About Phytates

Soaking: beans, grains, seeds, and nuts

My soaking bowls

My soaking bowls

When I first started teaching myself to cook beans and grains, I dutifully presoaked beans as recipes recommended. At the time, I thought the function of presoaking was to make the beans cook faster. I never noticed much cooking-time difference between presoaked beans and non-soaked beans when I forgot to soak them, so I gradually stopped the practice altogether. That is until I learned there is another reason for soaking beans.

Soaking dried beans, grains, nuts, and seeds deactivates phytates naturally present in plants. Phytates are a natural insecticide and prevent seeds from sprouting too soon. Phytates also inhibit absorption of several nutrients including iron, zinc, phosphorous, and calcium. People who consume a mainly whole grain vegan or vegetarian diet can suffer ill effects.

However, phytates or phytonutrients also have health benefits.
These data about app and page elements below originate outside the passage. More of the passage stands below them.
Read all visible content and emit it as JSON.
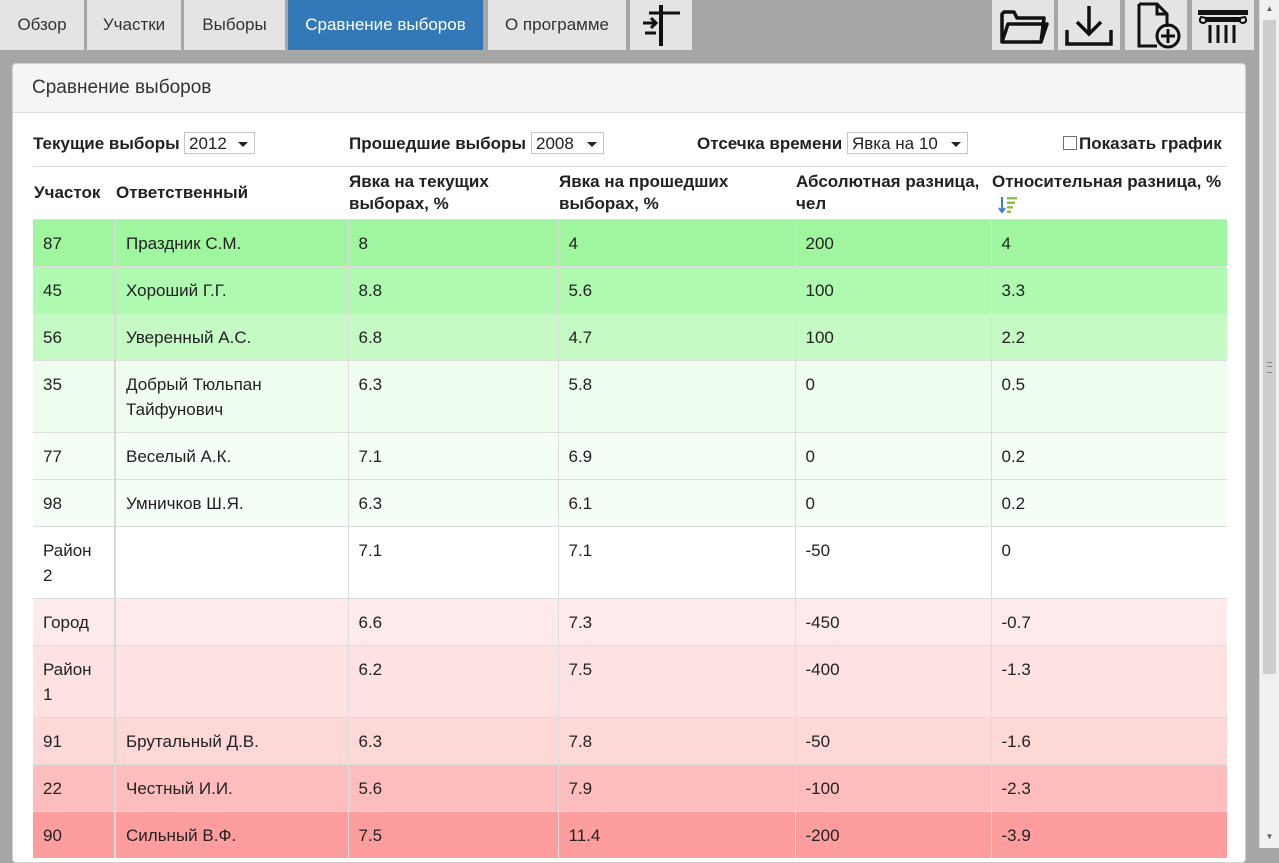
{
  "tabs": [
    {
      "label": "Обзор",
      "active": false
    },
    {
      "label": "Участки",
      "active": false
    },
    {
      "label": "Выборы",
      "active": false
    },
    {
      "label": "Сравнение выборов",
      "active": true
    },
    {
      "label": "О программе",
      "active": false
    }
  ],
  "toolbar": {
    "split_icon": "signpost-icon",
    "open_icon": "folder-open-icon",
    "download_icon": "download-icon",
    "new_icon": "new-document-icon",
    "column_icon": "column-icon"
  },
  "panel": {
    "title": "Сравнение выборов"
  },
  "controls": {
    "current_label": "Текущие выборы",
    "current_value": "2012",
    "past_label": "Прошедшие выборы",
    "past_value": "2008",
    "cutoff_label": "Отсечка времени",
    "cutoff_value": "Явка на 10",
    "show_chart_label": "Показать график",
    "show_chart_checked": false
  },
  "table": {
    "headers": [
      "Участок",
      "Ответственный",
      "Явка на текущих выборах, %",
      "Явка на прошедших выборах, %",
      "Абсолютная разница, чел",
      "Относительная разница, %"
    ],
    "sorted_column": 5,
    "sort_direction": "descending",
    "rows": [
      {
        "cells": [
          "87",
          "Праздник С.М.",
          "8",
          "4",
          "200",
          "4"
        ],
        "color": "#9ff69f"
      },
      {
        "cells": [
          "45",
          "Хороший Г.Г.",
          "8.8",
          "5.6",
          "100",
          "3.3"
        ],
        "color": "#b0f9b0"
      },
      {
        "cells": [
          "56",
          "Уверенный А.С.",
          "6.8",
          "4.7",
          "100",
          "2.2"
        ],
        "color": "#c5fac5"
      },
      {
        "cells": [
          "35",
          "Добрый Тюльпан Тайфунович",
          "6.3",
          "5.8",
          "0",
          "0.5"
        ],
        "color": "#effdef"
      },
      {
        "cells": [
          "77",
          "Веселый А.К.",
          "7.1",
          "6.9",
          "0",
          "0.2"
        ],
        "color": "#f5fef5"
      },
      {
        "cells": [
          "98",
          "Умничков Ш.Я.",
          "6.3",
          "6.1",
          "0",
          "0.2"
        ],
        "color": "#f5fef5"
      },
      {
        "cells": [
          "Район 2",
          "",
          "7.1",
          "7.1",
          "-50",
          "0"
        ],
        "color": "#ffffff"
      },
      {
        "cells": [
          "Город",
          "",
          "6.6",
          "7.3",
          "-450",
          "-0.7"
        ],
        "color": "#feeaea"
      },
      {
        "cells": [
          "Район 1",
          "",
          "6.2",
          "7.5",
          "-400",
          "-1.3"
        ],
        "color": "#fee1e1"
      },
      {
        "cells": [
          "91",
          "Брутальный Д.В.",
          "6.3",
          "7.8",
          "-50",
          "-1.6"
        ],
        "color": "#fed7d7"
      },
      {
        "cells": [
          "22",
          "Честный И.И.",
          "5.6",
          "7.9",
          "-100",
          "-2.3"
        ],
        "color": "#febdbd"
      },
      {
        "cells": [
          "90",
          "Сильный В.Ф.",
          "7.5",
          "11.4",
          "-200",
          "-3.9"
        ],
        "color": "#fe9d9d"
      }
    ]
  }
}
It’s complicated.

An easy way to neutralize the negative effects of phytates is to presoak beans, whole grains, nuts, and seeds. So this was the reason I originally soaked foods. In addition to neutralizing phytates, soaking also releases important, otherwise unavailable, phytonutrients and vitamins.
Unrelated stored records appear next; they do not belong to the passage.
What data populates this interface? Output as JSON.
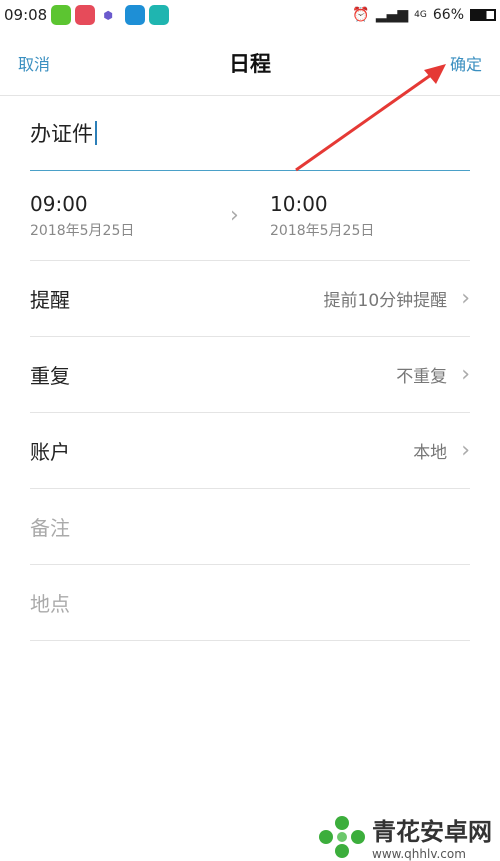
{
  "status_bar": {
    "time": "09:08",
    "network": "4G",
    "battery": "66%"
  },
  "nav": {
    "cancel": "取消",
    "title": "日程",
    "confirm": "确定"
  },
  "event": {
    "title": "办证件"
  },
  "start": {
    "time": "09:00",
    "date": "2018年5月25日"
  },
  "end": {
    "time": "10:00",
    "date": "2018年5月25日"
  },
  "rows": [
    {
      "label": "提醒",
      "value": "提前10分钟提醒"
    },
    {
      "label": "重复",
      "value": "不重复"
    },
    {
      "label": "账户",
      "value": "本地"
    }
  ],
  "placeholders": {
    "notes": "备注",
    "location": "地点"
  },
  "watermark": {
    "name": "青花安卓网",
    "url": "www.qhhlv.com"
  },
  "colors": {
    "accent": "#3a8fc0",
    "arrow": "#e53935"
  }
}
It is best to soak beans and grains overnight. However, if I don’t think of it or don’t know what I’m going to fix the night before, I start the soaking in the morning. Some soaking is better than no soaking. Add a tablespoon of whey, vinegar, lime or lemon juice to stimulate the process.